At Teachers Pay Teachers (TpT) we put a lot of thought into how to get stuff done effectively. We have a core set of guiding principles: we keep processes lightweight, remind ourselves that perfect is the opposite of good, and we have specific engineering principles we follow. We then let each team determine what works most effectively for them. I’m going to lay out how some of our product teams use JIRA to help collaborate, coordinate, and get stuff done.
As a Technical Lead on one of TpT’s cross functional product teams, I’ve worked on our Professional Development product as well as key pages across our core marketplace. I’d like to share with you a deep dive into the tools ecosystem we’ve used to successfully deliver new products to our amazing community of educators.
Our core team consists of a technical lead, five engineers (some are remote), a product manager, a designer and a community specialist. We also get lots of help from core engineering teams (infrastructure, API, web platform), our QA team (based in India), and sometimes even the legal department! Coordinating work across continents amongst such a diverse set of people is the challenge that we’re facing. We’ve been iterating on solutions by finding a good meeting cadence with some great tools to make sure those meetings are effective.
We follow a relatively standard agile workflow - weekly planning meetings where we calibrate our short term goals, daily standups, and weekly retrospectives. We also have quarterly planning meetings to realign and adjust our higher level goals (OKRs).
Finding tools that would enable us to easily collaborate without incurring overhead was one of our primary goals. This ties back to one of our overarching principles: keep processes lightweight. Currently we’re using the following ecosystem of tools:
We modeled our OKRs in JIRA with the following relationships: Objective:Epic, Key Result:Task, work related to a Key Result:Sub-Task. This hierarchy makes it easy to see how our daily work ladders up into our high level objectives. We use a Kanban board with swimlanes and the following columns: To Do, In Progress, In Review, QA, and Done.
JIRA is incredibly configurable, so we simplified our tickets to only “Name,” “Description,” “Assignee,” and “Epic Link” fields so that creating tickets is a seamless process.
When you have your entire team “living in tickets”, everyone becomes more efficient. If you’re an engineer, you tag PRs and commits with JIRA ticket IDs so that the code you’re writing is linked to tickets in JIRA. If you’re a Product Manager, you can always ensure that work is happening on the most important initiatives. If you’re in management, you can track the status of high level initiatives with ease! If you’re on the QA team you can easily find features that need testing.

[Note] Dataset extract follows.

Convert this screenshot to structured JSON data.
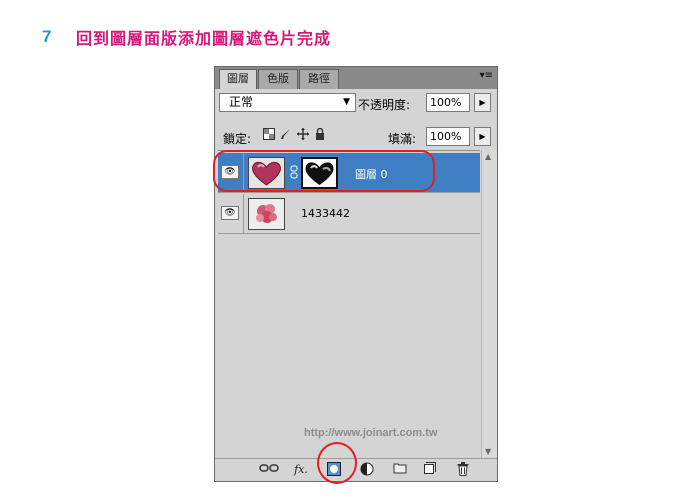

We also use JIRA to help us run our weekly planning meetings. At the beginning of each week our focus for the week is translated into JIRA by pulling items from the Backlog into To Do. At the conclusion of each week, we release to clean the board and generate status updates and provide transparency about what we accomplished to the rest of the organization.
JIRA is at the core of our daily standups. We’ve simplified status updates by using an awesome Slack integration named Jirio. We worked together with Sergei, the creator of Jirio, to create aliases. Our most frequently used alias is
/jirio standup which provides a customized update for each person listing all of the work they did the prior day.
Do you have any JIRA tips & tricks you’d like to share with us? Interested in more details about how we’ve set this up? Leave a comment!
We also put a ton of thought into what to do. To provide some helpful context on how we decide what to work on here at TpT, we use OKRs at both the company and team level. This means our company-wide yearly OKRs help inform our quarterly team objectives which help inform our weekly sprint goals which help inform our day-to-day work. Look for a blog post that details our planning process soon! ↩︎
We have continuous delivery set up - so a release in JIRA doesn’t actually correspond to a release of functionality but rather a duration of time. ↩︎
The Jirio command to set this up is
/jirio setalias standup find project = $$project AND assignee = currentUser() AND modified<=-1dwhich assumes
/jirio setdefault :project MYPROJwas run in that channel. ↩︎